* [Brief] Each line of the listing that includes the string "cloud" needs to be located and copied.
⁂
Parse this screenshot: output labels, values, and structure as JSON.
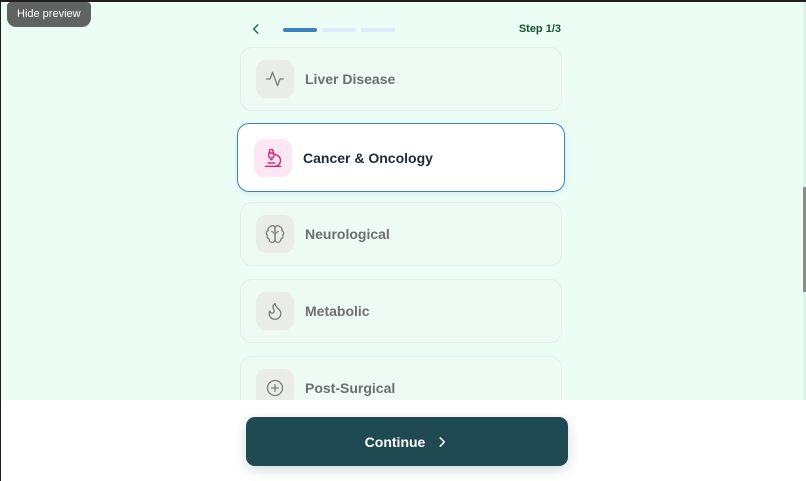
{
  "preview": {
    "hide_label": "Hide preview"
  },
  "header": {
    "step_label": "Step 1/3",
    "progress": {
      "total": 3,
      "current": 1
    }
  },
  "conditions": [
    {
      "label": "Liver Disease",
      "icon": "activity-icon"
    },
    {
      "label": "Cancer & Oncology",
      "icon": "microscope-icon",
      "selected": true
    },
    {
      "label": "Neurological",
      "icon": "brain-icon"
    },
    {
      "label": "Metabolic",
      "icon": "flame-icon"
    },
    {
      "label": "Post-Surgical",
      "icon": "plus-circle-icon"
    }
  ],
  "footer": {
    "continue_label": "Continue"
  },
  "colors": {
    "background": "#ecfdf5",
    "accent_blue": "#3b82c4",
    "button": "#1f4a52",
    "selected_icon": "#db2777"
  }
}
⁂
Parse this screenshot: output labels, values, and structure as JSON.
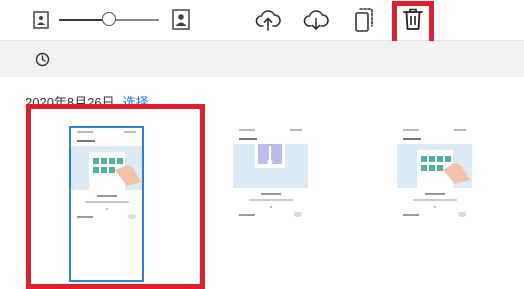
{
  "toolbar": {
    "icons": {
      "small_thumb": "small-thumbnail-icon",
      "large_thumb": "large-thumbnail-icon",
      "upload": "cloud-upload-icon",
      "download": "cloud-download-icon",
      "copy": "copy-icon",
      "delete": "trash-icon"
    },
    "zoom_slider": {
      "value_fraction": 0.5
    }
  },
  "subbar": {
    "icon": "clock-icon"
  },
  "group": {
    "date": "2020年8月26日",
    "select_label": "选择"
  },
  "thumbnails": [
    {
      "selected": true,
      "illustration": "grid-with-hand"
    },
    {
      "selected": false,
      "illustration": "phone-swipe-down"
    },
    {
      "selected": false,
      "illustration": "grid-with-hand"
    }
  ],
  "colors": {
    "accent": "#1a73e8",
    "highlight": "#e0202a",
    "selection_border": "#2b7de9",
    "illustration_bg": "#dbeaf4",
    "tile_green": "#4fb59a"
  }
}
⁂
* [Reply]
      "upload": "cloud-upload-icon",
      "download": "cloud-download-icon",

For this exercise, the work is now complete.